Linux kernel performance has come a long way in the last few years, especially in the 2.6/3.x kernel line. However, interrupt handling can become a problem at high IO rates, especially for the network.

We’ve seen this on high-performance systems saturating one or more 1Gbps NICs. As well as in VMs with lots of small packets, with a recent overload at about 10,000 packets per second.

Identifying the Cause

The reasons are clear: in the simplest modes, the kernel processes each packet via a hardware interrupt from the NIC. But as the packet rate rises, these interrupts overload the SINGLE CPU that handles them. This single CPU concept is important and poorly-understood by Sysadmins.

On a common 4-16 core system, an overloaded core is hard to see since CPU utilization is 6-25% and the server looks normal. But the system will run poorly, dropping packets with no warning, no dmesg log items, and with nothing appearing to be wrong.

If you look in top in multi-cpu mode (run top and press 1) at the %si item (System Interrupt) or in mpstat IRQ item (mpstat -P ALL 1) you can see this – on a busy system. It’s clear that interrupts are high, and with advanced mpstat usage you can see which CPU and driver is the problem.

Checking the IRQ Load

You need a newer version of mpstat that can run -I mode. Then to see IRQ load, run:
mpstat -I SUM -P ALL 1

Anything over a 5,000/second is a lot, while 10-20,000/second is extreme.

To find out what driver/item is creating the load, run:
mpstat -I CPU -P ALL 1

This output is hard to read but you need to trace the right column to see which IRQ is causing the load, such as 15, 19, 995, etc. You can also specify just the CPU you want to simplify the display of by running: mpstat -I CPU -P 3 1

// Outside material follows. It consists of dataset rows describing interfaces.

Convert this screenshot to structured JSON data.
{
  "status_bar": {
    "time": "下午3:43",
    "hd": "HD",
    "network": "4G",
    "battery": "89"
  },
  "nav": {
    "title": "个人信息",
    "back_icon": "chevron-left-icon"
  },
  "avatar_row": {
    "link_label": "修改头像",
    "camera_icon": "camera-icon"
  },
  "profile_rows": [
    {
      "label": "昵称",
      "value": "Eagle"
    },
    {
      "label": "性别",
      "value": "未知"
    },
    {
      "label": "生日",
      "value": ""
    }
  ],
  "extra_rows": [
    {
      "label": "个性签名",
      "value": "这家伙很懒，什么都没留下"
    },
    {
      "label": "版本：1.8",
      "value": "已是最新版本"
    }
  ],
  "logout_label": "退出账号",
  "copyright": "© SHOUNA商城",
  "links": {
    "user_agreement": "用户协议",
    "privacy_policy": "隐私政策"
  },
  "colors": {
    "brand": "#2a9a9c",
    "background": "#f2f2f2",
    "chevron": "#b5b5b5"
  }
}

For CPU #3, note that top, htop, and mpstat may differ in how they number CPUs. They can start at 0 or 1; both top and mpstat use 0, 1, 2 but htop uses 1, 2, 3.

Once you know the IRQ number, look at the interrupt table via “cat /proc/interrupts” and find the number from mpstat’s load. Now you can see the driver using that IRQ. That file will also show you the # of interrupts so you can see which is loading the system.

What next?

First, make sure you are running irqbalance, which is a nice daemon that will spread your IRQs across CPUs. This is important on a busy system, especially with two NIC cards. By default CPU 0 will handle all interrupts and can easily become overloaded. irqbalance spreads these around to lower the load. For the most performance, you can manually balance these to spread across sockets and hyperthread-shared cores, but this is usually not worth the trouble.

But even after IRQ balancing, a single NIC can still overload a single CPU core. The solution to this depends on your NIC and driver, but there are two helpful choices.

Multiple NIC Queues

The first is multiple NIC queues, which some Intel NICs have. If they have four queues, these can have different interrupts and can thus be managed by four CPU cores, spreading the load. Usually the driver automates this and you can check via mpstat.

IRQ Coalescing

The other and often more important driver option is IRQ coalescing. This powerful function allows the NIC to buffer several packets before calling the IRQ, saving a massive amount of time and load on the system.

For example, if the NIC buffers 10 packets, the CPU load is reduced by almost 90%. This function is usually controlled by the ethtool utility using the ‘c’ options. Some drivers need this set at driver load time; see your documentation on how to set this. For example, some cards like the Intel NICs have automatic modes that try to do the best thing based on load.

Finally, some drivers such as we saw on our VMs just don’t support multiple queues or coalescing. In this case, the CPU limits performance until you can change NICs or drivers.

This is a complex area that’s not well-known, but a few good techniques can improve performance on busy systems. Also, a little extra monitoring can help find and diagnose these hard-to-see problems.